- _Task goal_:
Would you please restate every record exactly as written?

[[ Entries provided open ]]

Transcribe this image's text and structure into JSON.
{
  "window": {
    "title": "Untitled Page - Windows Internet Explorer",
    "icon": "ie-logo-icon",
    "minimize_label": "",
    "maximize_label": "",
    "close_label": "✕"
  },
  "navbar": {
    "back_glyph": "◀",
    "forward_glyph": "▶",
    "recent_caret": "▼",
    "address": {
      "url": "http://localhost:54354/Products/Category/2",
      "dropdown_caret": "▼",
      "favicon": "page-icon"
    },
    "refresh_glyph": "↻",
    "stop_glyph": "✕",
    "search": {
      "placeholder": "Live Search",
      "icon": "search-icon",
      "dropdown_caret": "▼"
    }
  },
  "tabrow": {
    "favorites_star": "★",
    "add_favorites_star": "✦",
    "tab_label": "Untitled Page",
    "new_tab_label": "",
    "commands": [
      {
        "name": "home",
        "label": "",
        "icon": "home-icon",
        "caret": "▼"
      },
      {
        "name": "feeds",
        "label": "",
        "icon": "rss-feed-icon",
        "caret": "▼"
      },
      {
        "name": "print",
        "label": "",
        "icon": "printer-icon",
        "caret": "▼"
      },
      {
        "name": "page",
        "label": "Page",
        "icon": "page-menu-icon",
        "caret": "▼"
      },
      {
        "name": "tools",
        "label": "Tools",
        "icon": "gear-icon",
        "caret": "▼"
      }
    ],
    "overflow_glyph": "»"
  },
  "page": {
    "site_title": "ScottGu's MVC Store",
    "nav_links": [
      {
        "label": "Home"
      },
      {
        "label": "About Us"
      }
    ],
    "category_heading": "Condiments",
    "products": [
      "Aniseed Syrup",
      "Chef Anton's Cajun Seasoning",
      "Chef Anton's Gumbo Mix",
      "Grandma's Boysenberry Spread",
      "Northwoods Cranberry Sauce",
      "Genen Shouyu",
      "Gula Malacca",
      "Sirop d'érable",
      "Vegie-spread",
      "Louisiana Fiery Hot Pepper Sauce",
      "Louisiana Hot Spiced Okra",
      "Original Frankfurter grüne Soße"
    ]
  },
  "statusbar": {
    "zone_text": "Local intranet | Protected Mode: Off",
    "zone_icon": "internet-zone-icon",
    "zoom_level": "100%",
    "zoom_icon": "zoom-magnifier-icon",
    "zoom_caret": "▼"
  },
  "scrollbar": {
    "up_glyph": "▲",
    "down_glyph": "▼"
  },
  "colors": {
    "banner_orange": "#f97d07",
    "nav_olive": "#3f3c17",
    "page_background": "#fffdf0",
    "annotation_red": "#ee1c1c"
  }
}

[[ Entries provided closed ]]

- _Expected answer_:
Transcribe this image's text and structure into JSON.
{
  "window": {
    "title": "Untitled Page - Windows Internet Explorer",
    "icon": "ie-logo-icon",
    "minimize_label": "",
    "maximize_label": "",
    "close_label": "✕"
  },
  "navbar": {
    "back_glyph": "◀",
    "forward_glyph": "▶",
    "recent_caret": "▼",
    "address": {
      "url": "http://localhost:54354/Products/Category/2",
      "dropdown_caret": "▼",
      "favicon": "page-icon"
    },
    "refresh_glyph": "↻",
    "stop_glyph": "✕",
    "search": {
      "placeholder": "Live Search",
      "icon": "search-icon",
      "dropdown_caret": "▼"
    }
  },
  "tabrow": {
    "favorites_star": "★",
    "add_favorites_star": "✦",
    "tab_label": "Untitled Page",
    "new_tab_label": "",
    "commands": [
      {
        "name": "home",
        "label": "",
        "icon": "home-icon",
        "caret": "▼"
      },
      {
        "name": "feeds",
        "label": "",
        "icon": "rss-feed-icon",
        "caret": "▼"
      },
      {
        "name": "print",
        "label": "",
        "icon": "printer-icon",
        "caret": "▼"
      },
      {
        "name": "page",
        "label": "Page",
        "icon": "page-menu-icon",
        "caret": "▼"
      },
      {
        "name": "tools",
        "label": "Tools",
        "icon": "gear-icon",
        "caret": "▼"
      }
    ],
    "overflow_glyph": "»"
  },
  "page": {
    "site_title": "ScottGu's MVC Store",
    "nav_links": [
      {
        "label": "Home"
      },
      {
        "label": "About Us"
      }
    ],
    "category_heading": "Condiments",
    "products": [
      "Aniseed Syrup",
      "Chef Anton's Cajun Seasoning",
      "Chef Anton's Gumbo Mix",
      "Grandma's Boysenberry Spread",
      "Northwoods Cranberry Sauce",
      "Genen Shouyu",
      "Gula Malacca",
      "Sirop d'érable",
      "Vegie-spread",
      "Louisiana Fiery Hot Pepper Sauce",
      "Louisiana Hot Spiced Okra",
      "Original Frankfurter grüne Soße"
    ]
  },
  "statusbar": {
    "zone_text": "Local intranet | Protected Mode: Off",
    "zone_icon": "internet-zone-icon",
    "zoom_level": "100%",
    "zoom_icon": "zoom-magnifier-icon",
    "zoom_caret": "▼"
  },
  "scrollbar": {
    "up_glyph": "▲",
    "down_glyph": "▼"
  },
  "colors": {
    "banner_orange": "#f97d07",
    "nav_olive": "#3f3c17",
    "page_background": "#fffdf0",
    "annotation_red": "#ee1c1c"
  }
}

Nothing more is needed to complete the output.